Below are 3 ways managers can work to reduce involuntary turnover:
1. Adjust Hiring Priorities
According to a CareerBuilder survey from 2016, 75 percent of employers have hired someone not fit for the position at least once. There are several possible reasons for this high number, including employers:
- Being forced to hire unqualified applicants to fill open positions
- Not investing enough focus on their hiring strategies
- Hiring candidates who seemed fit for the position but are later deemed unqualified
Given the high costs of repeatedly finding and onboarding new hires, businesses should avoid hiring mistakes and employ the correct candidate as frequently as possible. Strategies to achieve this goal may involve:
- Investing in new hiring strategies that attract targeted, qualified candidates
- Implementing candidate assessment tools during the application process
- Using background checks to screen candidates prior to their start dates
Businesses should boost efforts to find and hire the right candidates.
2. Implement Employee Development Programs
If poor performance is a primary contributor to churn, managers should encourage improvement rather than terminate staff. One way to do so is to create development programs that help staff improve specific skills. Not only can this solution help employees become more proficient and correct mistakes, but the individual attention also helps develop their relationships with their managers. As noted above, a strong manager–employee connection can increase engagement and reduce turnover.
3. Set Aspirational Performance Standards, Not Impossible Ones
Heavy workloads and unreasonable goals cause stress, which harms both employee engagement and performance. To set fair performance standards, many businesses use S.M.A.R.T. goals. Each letter in the acronym stands for one of the following criteria:
- Specific: Employees should understand exactly what they need to achieve.
- Measurable: Progress should be quantifiable.
- Achievable: Goals should be realistic.
- Relevant: An employee’s assignments should have meaning.
- Time-bound: Goals should have a specific deadline.
Some organizations use the word “aspirational” rather than “achievable” for these goals, placing targets a little out of reach. This way, employees are encouraged to work their hardest rather than become complacent.
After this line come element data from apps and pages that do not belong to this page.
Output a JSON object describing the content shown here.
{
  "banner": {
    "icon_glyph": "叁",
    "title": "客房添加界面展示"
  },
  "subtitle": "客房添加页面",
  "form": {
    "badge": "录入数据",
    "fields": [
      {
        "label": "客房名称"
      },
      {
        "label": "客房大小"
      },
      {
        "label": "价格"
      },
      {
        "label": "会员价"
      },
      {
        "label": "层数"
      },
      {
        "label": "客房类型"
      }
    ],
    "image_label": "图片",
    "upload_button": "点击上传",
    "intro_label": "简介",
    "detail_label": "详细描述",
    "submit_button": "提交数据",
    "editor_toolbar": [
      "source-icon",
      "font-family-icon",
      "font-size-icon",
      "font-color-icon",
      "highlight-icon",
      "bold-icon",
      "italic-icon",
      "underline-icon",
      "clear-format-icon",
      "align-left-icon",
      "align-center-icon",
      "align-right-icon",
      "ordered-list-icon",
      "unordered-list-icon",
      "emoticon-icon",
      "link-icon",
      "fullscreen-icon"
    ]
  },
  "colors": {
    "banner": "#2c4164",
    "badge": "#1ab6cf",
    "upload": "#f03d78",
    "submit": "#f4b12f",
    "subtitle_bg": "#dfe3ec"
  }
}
Strengthening Managerial Skills at the Carson College
Students at the Carson College receive a comprehensive education designed to provide them with the knowledge and skillset that can help them reach a high-level management position or promotion. Not only does the curriculum include concepts like data analytics and financial law, but it also contains classes on operational management and business leadership. The coursework involved can shape students into effective team leaders who improve employee job satisfaction and performance, which can then boost retention.